*** DATASET RECORDS ***

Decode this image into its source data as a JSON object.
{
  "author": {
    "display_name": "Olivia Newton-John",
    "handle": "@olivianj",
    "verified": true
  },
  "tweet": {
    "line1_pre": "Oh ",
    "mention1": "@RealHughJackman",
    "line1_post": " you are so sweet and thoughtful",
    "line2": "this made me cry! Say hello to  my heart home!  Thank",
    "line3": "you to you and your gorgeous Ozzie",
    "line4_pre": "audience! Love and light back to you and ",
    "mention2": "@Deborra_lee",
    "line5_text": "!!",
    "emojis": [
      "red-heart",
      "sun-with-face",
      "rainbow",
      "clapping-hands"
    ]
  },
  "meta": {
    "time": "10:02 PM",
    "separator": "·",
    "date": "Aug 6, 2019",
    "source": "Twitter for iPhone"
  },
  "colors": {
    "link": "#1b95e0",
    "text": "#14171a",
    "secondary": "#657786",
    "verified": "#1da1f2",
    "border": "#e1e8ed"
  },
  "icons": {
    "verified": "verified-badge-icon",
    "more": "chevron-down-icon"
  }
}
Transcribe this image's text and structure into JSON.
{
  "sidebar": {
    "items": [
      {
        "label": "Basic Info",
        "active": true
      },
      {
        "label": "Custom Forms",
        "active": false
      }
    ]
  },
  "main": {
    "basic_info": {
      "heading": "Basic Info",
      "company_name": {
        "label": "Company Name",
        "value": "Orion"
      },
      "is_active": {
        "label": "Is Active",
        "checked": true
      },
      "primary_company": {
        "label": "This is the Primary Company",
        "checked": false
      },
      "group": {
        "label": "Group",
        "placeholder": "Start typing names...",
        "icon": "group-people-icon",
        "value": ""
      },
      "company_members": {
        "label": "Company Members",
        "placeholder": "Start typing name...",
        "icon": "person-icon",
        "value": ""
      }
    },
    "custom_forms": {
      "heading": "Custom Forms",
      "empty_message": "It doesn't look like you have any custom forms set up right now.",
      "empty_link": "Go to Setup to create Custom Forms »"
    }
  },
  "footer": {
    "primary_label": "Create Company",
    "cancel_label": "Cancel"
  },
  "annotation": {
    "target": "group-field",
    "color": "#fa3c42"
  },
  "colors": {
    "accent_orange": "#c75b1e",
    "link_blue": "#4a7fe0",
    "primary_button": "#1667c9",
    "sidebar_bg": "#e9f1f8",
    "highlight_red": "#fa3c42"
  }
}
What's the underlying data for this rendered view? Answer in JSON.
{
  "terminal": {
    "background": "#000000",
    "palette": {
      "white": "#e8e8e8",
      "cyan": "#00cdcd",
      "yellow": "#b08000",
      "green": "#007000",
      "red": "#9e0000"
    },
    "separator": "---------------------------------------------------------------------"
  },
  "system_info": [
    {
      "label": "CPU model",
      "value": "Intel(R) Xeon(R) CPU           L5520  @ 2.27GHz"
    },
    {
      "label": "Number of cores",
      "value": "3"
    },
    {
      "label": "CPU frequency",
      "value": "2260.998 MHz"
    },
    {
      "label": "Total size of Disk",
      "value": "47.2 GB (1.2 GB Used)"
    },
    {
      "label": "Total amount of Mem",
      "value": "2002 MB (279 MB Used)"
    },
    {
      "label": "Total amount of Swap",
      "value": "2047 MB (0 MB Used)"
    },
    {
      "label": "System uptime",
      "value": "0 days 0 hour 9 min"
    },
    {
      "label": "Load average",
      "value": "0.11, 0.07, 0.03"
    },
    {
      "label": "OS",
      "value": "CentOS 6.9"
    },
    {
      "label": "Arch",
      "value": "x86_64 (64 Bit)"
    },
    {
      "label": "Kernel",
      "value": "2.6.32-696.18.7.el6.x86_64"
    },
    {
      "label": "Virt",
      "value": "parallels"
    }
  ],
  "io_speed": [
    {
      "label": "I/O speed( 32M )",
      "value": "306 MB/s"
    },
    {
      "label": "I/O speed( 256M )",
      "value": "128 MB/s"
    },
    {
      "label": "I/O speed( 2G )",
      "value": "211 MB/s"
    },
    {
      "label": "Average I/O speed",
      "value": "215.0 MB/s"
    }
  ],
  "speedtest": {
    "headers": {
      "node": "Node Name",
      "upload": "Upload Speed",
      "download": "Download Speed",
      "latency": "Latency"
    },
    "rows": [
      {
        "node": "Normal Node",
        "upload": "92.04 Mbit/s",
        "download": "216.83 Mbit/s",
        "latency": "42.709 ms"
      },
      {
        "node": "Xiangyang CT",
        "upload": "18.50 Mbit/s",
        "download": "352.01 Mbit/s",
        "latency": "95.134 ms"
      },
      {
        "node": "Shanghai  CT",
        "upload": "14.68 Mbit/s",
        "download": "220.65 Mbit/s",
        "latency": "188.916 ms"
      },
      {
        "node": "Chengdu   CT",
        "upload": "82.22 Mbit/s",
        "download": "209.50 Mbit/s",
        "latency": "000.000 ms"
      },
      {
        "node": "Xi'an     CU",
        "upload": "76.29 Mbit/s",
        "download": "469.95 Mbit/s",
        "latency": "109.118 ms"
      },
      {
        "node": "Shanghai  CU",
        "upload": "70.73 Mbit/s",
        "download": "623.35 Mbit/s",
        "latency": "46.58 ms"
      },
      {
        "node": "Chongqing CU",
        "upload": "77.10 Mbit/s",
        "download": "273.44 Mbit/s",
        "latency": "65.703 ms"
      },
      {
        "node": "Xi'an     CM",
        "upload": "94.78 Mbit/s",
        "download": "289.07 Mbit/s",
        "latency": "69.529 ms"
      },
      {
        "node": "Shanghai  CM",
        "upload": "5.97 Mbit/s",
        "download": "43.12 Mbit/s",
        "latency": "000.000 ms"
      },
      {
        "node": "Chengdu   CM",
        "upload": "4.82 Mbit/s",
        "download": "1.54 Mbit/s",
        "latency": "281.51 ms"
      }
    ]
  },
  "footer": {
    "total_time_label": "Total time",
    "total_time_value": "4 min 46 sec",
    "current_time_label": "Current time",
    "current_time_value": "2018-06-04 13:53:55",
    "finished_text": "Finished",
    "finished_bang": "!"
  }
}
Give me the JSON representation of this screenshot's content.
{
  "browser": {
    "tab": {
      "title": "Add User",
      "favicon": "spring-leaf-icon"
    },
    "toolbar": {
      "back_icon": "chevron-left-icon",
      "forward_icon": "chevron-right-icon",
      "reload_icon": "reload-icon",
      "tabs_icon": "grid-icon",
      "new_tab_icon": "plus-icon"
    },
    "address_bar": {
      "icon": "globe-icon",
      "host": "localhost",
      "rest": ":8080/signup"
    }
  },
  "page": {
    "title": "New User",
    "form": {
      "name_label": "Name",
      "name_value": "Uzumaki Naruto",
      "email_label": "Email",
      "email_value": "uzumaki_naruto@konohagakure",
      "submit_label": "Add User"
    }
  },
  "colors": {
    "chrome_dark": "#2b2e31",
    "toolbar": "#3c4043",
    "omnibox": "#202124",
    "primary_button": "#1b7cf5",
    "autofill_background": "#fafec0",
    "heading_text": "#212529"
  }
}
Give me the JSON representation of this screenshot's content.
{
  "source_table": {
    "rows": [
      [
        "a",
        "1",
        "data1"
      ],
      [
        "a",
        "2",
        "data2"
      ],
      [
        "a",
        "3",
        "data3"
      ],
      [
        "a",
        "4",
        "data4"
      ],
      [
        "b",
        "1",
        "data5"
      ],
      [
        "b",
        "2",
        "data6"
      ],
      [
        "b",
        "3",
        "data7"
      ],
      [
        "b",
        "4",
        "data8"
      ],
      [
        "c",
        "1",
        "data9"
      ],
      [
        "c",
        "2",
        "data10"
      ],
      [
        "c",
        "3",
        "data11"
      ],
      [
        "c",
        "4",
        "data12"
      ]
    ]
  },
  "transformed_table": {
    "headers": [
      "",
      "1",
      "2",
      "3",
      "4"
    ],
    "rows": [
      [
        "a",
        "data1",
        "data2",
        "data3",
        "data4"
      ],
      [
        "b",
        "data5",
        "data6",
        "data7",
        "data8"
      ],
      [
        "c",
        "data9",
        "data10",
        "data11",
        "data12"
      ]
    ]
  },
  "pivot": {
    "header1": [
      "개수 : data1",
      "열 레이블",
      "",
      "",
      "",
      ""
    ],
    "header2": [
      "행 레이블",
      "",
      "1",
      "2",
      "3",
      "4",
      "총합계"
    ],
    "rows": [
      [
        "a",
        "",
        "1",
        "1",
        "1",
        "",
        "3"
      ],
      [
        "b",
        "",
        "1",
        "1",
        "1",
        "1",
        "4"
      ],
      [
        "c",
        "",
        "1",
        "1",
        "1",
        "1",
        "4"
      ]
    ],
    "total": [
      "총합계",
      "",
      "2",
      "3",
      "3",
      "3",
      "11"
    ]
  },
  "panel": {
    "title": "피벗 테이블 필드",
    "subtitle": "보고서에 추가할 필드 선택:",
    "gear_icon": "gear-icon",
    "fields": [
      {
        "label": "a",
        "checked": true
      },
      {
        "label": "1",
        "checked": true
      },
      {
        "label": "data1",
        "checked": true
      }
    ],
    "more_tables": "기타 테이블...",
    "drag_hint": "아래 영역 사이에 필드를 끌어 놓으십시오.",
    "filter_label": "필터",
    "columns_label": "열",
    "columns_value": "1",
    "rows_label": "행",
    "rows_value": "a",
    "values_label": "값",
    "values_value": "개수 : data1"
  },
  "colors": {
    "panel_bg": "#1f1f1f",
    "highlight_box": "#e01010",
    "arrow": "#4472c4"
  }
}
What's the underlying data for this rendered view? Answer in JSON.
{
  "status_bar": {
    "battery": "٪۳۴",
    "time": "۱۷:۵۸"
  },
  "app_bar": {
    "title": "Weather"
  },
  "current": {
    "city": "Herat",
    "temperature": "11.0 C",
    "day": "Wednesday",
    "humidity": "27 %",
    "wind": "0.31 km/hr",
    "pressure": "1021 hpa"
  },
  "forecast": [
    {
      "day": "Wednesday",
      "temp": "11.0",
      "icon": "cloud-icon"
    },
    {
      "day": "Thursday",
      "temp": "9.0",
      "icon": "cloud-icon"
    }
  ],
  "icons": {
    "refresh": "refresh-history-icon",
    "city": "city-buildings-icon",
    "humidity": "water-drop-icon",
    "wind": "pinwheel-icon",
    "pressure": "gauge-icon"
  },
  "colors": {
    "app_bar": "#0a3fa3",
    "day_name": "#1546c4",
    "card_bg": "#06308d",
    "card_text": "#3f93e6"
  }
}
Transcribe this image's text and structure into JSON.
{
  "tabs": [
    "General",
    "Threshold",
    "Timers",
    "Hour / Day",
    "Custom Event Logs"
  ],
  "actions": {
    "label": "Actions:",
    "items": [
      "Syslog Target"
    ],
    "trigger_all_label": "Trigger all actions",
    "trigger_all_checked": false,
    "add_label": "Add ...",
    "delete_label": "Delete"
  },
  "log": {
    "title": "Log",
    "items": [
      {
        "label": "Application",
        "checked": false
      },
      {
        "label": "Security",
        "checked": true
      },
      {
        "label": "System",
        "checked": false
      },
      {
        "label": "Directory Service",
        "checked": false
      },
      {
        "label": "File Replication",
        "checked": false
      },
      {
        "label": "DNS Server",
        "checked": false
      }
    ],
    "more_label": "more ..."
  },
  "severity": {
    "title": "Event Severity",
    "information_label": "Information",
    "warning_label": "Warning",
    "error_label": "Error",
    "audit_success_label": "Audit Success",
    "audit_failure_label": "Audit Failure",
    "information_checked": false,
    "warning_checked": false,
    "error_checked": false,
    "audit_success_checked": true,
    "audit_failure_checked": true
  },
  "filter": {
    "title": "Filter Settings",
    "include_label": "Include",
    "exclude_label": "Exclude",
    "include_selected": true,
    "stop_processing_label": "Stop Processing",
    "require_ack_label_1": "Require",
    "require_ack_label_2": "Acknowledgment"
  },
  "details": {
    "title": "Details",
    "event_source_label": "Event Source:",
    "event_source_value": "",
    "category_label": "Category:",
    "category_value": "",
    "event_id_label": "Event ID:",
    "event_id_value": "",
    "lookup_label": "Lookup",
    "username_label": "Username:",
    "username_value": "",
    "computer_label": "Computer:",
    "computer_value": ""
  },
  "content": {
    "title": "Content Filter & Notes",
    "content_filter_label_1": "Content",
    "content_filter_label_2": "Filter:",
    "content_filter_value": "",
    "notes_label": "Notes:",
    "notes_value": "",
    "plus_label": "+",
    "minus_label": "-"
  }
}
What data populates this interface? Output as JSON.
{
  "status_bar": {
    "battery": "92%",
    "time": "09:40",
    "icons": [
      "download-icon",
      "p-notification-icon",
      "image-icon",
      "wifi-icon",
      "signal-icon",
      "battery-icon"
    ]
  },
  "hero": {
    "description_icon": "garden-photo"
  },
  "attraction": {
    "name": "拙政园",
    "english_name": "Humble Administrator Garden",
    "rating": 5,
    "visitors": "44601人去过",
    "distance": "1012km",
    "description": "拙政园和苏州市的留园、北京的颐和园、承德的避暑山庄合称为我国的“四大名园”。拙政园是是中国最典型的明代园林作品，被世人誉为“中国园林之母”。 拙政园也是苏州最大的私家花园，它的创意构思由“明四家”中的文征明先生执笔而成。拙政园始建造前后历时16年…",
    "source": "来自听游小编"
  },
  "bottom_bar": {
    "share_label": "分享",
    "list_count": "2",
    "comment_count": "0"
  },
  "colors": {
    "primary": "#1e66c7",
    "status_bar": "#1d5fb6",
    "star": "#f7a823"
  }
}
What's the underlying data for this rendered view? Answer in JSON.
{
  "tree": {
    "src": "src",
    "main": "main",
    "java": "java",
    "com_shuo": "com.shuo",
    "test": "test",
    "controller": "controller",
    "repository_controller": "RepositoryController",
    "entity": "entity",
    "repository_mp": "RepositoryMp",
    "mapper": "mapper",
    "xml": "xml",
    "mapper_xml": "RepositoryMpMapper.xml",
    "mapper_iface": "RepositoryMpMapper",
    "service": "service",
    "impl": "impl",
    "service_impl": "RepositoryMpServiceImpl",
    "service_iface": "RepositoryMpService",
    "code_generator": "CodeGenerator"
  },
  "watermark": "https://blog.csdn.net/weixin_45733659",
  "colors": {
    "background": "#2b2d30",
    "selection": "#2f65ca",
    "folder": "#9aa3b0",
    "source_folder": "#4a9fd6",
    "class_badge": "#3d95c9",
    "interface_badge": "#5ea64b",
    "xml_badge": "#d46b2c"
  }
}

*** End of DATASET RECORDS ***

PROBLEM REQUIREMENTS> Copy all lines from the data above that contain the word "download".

EXERCISE SOLUTION>
      "download": "Download Speed",
        "download": "216.83 Mbit/s",
        "download": "352.01 Mbit/s",
        "download": "220.65 Mbit/s",
        "download": "209.50 Mbit/s",
        "download": "469.95 Mbit/s",
        "download": "623.35 Mbit/s",
        "download": "273.44 Mbit/s",
        "download": "289.07 Mbit/s",
        "download": "43.12 Mbit/s",
        "download": "1.54 Mbit/s",
      "download-icon",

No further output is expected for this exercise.